CAMEROON - ONLY FEMALE PRESIDENTIAL CANDIDATE SEEKS
WOMEN'S VOTES, POLITICAL PARTICIPATION, RIGHTS
BAMENDA, Cameroon (WOMENSENEWS)--Edith Kabbang Walla, 45, popularly known here as Kah Walla, is Cameroon's only female candidate for the upcoming October presidential elections.
She says she's trying to rouse the women's vote.
"Women are excited about having a woman candidate, but the challenge is
to get them active," Walla said during a recent visit to the northwestern
Walla, who is running her campaign under the slogan "The time is now," said her main campaign activists were young people. She said getting women involved was more challenging.
Women hold only slightly more than 10 percent of the seats in
Walla knows all too well the intimidation tactics used to discourage women's political involvement in the authoritarian government.
"I was kidnapped on the 20th of May, 2011," said Walla, recounting some of the obstacles to her candidacy. "I had water cannons turned on me and I have had some forms of intimidation, too."
Diana Ambofei, vice regional chairwoman of the Social Democratic Front,
"I was summoned to a hut by the traditional heads in my constituency and palm wine was sprinkled at the entrance of the hut," she said. "They said if I wanted to live, I should cross the entrance of the hut and stop my campaign, but if I do not want to see the dawn of the next day, I should cross the entrance of the hut and go on with the campaign. I left the hut and declined my candidacy."
Seeking Husbands' Consent

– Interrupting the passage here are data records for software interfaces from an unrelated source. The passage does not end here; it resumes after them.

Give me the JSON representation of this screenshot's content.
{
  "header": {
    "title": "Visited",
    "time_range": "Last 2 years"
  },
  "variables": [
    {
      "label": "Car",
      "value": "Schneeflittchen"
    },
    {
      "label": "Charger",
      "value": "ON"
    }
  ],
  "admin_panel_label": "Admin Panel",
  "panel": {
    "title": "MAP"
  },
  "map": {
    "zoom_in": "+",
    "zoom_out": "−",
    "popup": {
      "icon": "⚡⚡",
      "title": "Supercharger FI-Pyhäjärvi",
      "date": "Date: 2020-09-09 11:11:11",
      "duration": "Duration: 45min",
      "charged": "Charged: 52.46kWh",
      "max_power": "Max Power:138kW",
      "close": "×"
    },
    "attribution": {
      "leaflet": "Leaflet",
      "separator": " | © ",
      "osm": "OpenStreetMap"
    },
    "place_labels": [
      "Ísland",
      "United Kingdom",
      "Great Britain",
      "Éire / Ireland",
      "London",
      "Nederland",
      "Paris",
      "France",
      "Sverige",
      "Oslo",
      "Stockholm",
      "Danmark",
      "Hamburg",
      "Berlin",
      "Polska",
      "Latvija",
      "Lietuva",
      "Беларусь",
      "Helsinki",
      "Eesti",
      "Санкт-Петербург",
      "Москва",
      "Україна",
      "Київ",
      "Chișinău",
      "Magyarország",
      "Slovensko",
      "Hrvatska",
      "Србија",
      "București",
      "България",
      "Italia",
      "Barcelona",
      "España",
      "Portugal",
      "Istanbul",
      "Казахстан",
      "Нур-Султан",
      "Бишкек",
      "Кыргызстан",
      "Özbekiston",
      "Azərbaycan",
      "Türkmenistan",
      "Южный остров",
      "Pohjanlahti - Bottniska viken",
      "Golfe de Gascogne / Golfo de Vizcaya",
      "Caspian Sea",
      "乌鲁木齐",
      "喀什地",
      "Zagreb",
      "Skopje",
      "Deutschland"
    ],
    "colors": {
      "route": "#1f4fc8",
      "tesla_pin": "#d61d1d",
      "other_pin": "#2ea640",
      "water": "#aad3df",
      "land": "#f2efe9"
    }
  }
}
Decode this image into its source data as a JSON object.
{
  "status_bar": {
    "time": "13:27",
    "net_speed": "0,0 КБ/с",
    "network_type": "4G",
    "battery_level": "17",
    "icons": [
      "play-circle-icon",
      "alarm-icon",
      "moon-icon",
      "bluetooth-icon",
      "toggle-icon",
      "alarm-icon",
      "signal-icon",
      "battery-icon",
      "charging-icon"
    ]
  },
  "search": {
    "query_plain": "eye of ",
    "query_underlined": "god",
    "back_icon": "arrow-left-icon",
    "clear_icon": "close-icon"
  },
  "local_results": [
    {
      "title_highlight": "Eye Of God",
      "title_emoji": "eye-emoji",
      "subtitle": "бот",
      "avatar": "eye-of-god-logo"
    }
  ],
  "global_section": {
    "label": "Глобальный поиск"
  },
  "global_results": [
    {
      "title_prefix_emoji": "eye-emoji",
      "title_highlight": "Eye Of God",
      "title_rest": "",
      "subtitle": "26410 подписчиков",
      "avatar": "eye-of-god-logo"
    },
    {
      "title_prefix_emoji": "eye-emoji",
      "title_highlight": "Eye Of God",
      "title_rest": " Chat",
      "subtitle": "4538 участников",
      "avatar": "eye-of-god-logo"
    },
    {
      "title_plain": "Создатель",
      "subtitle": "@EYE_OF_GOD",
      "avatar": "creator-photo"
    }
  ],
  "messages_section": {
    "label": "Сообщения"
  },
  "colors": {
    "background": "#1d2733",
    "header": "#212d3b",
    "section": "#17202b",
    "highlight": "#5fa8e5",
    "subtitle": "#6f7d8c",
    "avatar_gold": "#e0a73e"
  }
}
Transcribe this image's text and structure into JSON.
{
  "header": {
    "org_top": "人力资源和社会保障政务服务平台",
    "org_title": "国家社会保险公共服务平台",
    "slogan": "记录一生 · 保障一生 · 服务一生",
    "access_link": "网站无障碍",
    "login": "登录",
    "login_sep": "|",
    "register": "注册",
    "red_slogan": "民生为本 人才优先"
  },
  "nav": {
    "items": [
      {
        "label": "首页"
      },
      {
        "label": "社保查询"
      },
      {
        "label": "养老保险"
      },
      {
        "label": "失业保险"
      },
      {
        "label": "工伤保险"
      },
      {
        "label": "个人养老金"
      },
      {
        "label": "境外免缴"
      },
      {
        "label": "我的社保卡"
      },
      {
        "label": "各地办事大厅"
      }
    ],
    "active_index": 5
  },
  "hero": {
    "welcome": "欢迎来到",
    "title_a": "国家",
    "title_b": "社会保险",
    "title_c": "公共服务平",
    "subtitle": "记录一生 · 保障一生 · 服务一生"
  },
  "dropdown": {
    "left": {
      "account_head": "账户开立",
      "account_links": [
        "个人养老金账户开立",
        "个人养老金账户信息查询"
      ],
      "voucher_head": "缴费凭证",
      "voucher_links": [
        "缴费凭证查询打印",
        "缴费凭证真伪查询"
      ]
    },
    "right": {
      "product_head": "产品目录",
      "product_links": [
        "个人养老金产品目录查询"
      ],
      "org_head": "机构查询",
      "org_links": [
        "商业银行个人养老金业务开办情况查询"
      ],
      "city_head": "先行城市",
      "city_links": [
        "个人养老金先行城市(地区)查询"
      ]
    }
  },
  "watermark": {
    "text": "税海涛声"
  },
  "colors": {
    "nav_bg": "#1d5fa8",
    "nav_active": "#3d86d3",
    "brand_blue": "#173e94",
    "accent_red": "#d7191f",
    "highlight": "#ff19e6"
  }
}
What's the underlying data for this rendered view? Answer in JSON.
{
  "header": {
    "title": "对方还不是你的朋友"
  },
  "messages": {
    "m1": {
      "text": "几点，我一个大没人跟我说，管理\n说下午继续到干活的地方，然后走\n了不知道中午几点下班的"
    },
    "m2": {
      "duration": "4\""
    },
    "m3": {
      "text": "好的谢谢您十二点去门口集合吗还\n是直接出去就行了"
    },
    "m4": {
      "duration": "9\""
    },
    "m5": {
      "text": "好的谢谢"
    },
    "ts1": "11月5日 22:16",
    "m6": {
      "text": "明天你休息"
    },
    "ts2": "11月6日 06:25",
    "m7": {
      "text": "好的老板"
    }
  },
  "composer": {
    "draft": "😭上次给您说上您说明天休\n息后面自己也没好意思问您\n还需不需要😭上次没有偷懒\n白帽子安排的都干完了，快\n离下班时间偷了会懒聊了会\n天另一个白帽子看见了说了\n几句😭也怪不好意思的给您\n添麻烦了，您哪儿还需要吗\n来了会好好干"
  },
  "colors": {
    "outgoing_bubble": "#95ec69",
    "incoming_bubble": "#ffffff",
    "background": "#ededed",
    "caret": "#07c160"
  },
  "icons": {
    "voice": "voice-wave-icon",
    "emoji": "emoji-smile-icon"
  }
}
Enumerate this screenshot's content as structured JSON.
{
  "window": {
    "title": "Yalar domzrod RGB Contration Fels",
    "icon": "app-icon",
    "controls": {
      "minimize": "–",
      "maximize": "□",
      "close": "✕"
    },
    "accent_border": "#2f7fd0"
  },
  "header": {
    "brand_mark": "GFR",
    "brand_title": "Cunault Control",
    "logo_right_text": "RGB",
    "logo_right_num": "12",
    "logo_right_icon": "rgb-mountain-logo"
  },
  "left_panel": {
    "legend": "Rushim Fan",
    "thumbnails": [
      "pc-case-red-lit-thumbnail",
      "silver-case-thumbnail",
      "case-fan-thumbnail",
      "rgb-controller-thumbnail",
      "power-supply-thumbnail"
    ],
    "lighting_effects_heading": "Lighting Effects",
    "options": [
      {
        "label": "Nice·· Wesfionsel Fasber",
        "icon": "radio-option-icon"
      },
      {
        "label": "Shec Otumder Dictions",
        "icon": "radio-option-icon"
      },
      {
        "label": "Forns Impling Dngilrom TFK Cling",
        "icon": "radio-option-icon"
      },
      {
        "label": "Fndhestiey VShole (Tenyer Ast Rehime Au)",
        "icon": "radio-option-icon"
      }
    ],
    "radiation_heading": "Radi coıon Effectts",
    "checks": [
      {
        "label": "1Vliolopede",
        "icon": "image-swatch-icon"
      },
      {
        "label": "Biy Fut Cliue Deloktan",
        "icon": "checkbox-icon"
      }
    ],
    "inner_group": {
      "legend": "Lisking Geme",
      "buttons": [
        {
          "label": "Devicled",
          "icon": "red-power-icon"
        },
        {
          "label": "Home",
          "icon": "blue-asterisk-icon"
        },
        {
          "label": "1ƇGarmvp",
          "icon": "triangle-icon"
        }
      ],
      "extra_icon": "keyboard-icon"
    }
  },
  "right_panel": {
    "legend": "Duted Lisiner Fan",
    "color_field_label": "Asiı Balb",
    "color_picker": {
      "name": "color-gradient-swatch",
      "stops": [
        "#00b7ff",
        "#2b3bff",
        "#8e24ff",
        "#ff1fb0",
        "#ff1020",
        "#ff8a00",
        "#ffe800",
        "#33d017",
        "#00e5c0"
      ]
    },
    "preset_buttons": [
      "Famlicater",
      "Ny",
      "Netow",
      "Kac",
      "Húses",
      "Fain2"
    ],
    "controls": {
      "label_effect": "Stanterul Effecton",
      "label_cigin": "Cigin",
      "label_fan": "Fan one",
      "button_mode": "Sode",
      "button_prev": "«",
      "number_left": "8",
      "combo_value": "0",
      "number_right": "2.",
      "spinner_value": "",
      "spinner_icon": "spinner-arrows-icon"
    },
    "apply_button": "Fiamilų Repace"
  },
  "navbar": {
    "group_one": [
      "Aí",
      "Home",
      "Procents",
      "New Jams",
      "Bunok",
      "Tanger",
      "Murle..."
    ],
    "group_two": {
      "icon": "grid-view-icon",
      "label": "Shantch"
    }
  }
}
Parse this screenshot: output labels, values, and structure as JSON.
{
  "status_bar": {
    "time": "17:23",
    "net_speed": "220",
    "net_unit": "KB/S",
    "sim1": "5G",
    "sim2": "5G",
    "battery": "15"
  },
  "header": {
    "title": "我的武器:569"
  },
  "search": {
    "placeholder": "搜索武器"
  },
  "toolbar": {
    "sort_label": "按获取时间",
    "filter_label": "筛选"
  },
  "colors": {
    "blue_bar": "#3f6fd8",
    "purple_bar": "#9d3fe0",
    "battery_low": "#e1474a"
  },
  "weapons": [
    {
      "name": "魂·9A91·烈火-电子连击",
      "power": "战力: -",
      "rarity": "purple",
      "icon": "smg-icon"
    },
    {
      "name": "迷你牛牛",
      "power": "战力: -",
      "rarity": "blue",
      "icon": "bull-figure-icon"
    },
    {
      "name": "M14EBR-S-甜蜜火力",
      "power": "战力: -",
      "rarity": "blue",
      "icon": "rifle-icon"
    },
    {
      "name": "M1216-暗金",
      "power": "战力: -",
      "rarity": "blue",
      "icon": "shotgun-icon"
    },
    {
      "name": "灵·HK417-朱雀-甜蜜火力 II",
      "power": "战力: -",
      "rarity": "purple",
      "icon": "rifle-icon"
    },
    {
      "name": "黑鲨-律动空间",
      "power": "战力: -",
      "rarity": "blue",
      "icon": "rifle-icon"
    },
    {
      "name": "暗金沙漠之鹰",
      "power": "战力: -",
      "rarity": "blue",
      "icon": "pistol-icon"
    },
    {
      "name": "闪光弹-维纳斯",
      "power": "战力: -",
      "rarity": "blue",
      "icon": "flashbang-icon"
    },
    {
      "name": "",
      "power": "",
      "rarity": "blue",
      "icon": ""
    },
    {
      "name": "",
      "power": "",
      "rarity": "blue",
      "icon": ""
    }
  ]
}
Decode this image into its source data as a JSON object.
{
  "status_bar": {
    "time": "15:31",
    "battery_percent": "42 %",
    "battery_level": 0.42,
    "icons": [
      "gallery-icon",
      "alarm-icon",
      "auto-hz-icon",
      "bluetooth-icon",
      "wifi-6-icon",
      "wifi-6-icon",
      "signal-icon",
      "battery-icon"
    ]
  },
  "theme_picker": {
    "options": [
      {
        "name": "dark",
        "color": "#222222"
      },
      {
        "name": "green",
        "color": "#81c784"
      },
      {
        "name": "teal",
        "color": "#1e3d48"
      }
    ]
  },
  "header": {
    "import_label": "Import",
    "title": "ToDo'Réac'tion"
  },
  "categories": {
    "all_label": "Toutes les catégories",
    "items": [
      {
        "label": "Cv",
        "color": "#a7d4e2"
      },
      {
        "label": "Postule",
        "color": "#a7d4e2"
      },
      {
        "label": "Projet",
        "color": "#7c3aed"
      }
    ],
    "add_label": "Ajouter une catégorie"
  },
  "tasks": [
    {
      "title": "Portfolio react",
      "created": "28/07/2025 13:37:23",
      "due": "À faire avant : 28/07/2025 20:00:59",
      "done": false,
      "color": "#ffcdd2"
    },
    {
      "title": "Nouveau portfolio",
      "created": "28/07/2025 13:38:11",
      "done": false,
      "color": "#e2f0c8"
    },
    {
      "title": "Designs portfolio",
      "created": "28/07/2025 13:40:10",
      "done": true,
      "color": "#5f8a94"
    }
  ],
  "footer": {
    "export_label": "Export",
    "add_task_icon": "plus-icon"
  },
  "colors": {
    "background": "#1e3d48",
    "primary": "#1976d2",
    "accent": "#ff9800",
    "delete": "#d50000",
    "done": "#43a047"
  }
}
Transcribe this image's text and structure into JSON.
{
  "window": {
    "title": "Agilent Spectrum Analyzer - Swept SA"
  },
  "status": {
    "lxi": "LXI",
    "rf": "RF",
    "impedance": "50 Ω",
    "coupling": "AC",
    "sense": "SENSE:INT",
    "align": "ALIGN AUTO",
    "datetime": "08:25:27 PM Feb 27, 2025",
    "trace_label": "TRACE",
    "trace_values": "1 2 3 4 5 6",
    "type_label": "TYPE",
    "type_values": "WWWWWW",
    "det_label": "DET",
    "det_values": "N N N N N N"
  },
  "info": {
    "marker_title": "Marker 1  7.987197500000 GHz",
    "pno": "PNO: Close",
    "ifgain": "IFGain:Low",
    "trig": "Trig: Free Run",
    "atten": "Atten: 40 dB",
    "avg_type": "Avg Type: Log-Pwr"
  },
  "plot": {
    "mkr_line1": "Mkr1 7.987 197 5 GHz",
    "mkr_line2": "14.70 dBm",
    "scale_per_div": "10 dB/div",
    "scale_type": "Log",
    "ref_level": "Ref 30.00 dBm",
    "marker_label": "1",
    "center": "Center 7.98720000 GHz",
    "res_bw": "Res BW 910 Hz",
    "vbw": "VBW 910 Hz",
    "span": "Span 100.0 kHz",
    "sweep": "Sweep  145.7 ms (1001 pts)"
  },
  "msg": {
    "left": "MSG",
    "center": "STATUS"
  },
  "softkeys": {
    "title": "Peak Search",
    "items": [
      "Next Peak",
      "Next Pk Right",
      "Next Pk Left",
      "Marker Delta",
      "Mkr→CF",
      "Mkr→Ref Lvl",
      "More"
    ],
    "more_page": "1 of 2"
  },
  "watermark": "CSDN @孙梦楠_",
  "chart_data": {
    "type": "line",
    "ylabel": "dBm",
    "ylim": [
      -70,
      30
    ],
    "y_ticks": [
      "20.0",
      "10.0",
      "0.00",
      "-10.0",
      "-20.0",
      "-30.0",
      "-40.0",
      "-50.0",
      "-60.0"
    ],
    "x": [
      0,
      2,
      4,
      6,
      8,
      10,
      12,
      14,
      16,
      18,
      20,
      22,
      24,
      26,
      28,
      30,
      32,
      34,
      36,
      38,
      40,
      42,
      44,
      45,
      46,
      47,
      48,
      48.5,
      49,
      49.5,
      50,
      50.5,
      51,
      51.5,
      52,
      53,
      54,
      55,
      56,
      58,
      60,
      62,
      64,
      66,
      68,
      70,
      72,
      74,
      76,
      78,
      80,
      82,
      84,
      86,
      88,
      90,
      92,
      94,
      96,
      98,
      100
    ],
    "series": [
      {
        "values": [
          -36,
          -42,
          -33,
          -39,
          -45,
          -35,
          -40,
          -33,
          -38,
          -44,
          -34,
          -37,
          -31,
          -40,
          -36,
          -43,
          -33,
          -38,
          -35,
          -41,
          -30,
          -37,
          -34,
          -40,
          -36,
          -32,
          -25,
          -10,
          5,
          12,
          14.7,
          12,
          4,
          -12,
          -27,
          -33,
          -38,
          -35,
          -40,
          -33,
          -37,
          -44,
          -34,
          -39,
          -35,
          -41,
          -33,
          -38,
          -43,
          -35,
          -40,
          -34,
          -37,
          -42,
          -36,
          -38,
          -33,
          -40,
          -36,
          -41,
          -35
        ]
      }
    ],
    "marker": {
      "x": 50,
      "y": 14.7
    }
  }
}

Ambe Julia, divisional delegate of Elections Cameroon, an independent supervisory group, said that when her organization encouraged women to register to vote, the women said they needed to seek consent from their husbands. Since most women are farmers, she added, it's hard to find them at home during door-to-door efforts.
Julia said women made up the majority of party members in
President Paul Biya has been in office for nearly three decades and altered
One change in this election is that citizens living outside the country will be allowed to vote, The Associated Press reported July 11.
Walla, named by the World Bank in 2008 as one of seven leading female
She said women were the first group to hold a public demonstration against colonizers
in the fight for
Although a couple of other women have run for president -- one in 1992 and another in 2004 -- Walla said they didn't get as far as she has.
"My candidacy is the first to draw national and international attention," she said.
She said her priorities, if elected, would be advancing the rights of women, the disabled and the linguistic and ethnic minority.
"These people have been left out of the decision-making processes in the country," she said.
Walla, a board member of the World Entrepreneurship Forum, an international community
of entrepreneurs, said she also planned on reviving
She said she also planned to rebuild social services.
Martin Fon Yembe, a political analyst and staff writer for the Political Punch, a Cameroonian political newsletter, said Liberian President Ellen Johnson Sirleaf won the election "on the heels of very wild civil war," proving that a woman could prevail in the rough sport of politics.
But he said intimidation and foul play might obstruct Walla's chances of winning.
"Given a level playing field, Kah Walla will singlehandedly defeat the
other candidates in the election," he said. "But, alas, there is
blackmail, slander, corruption and all those vices, which are already playing
against her and any other female candidates in
Michelle Hain volunteers as the organizational development adviser for the
Community Initiative for Sustainable Development, COMINSUD, an organization
dedicated to sustainable development in the Northwest region of
Fon Nsoh, COMINSUD coordinator, said that the organization had been looking to engage women in politics through the Democracy and Empowerment of Women, DEW, project.
"In the Northwest region of
Nsoh said that
"Some women do not trust the political environment," he said. "That's why we have voter apathy. Stereotypes need to be uplifted. Also, we still have many records of outright intimidation against women daring [to get] into politics by men. Election campaigns could be expensive for most women, who most times don't have pockets as deep as those of men," he said.
Nsoh said his group hoped to encourage about 1,000 female and young candidates to run in the municipal and legislative elections in 2012.
Walla said she already considers her bid a success because it has helped
change attitudes about women in politics in
"I am honored to know that an 8-year-old pupil wrote my name as her model in a class exercise when their teacher asked them to cite the name of someone who inspires them," she said. "I also have women who walk up to me and thank me for taking a bold step and making a statement that women can aspire and dream big dreams."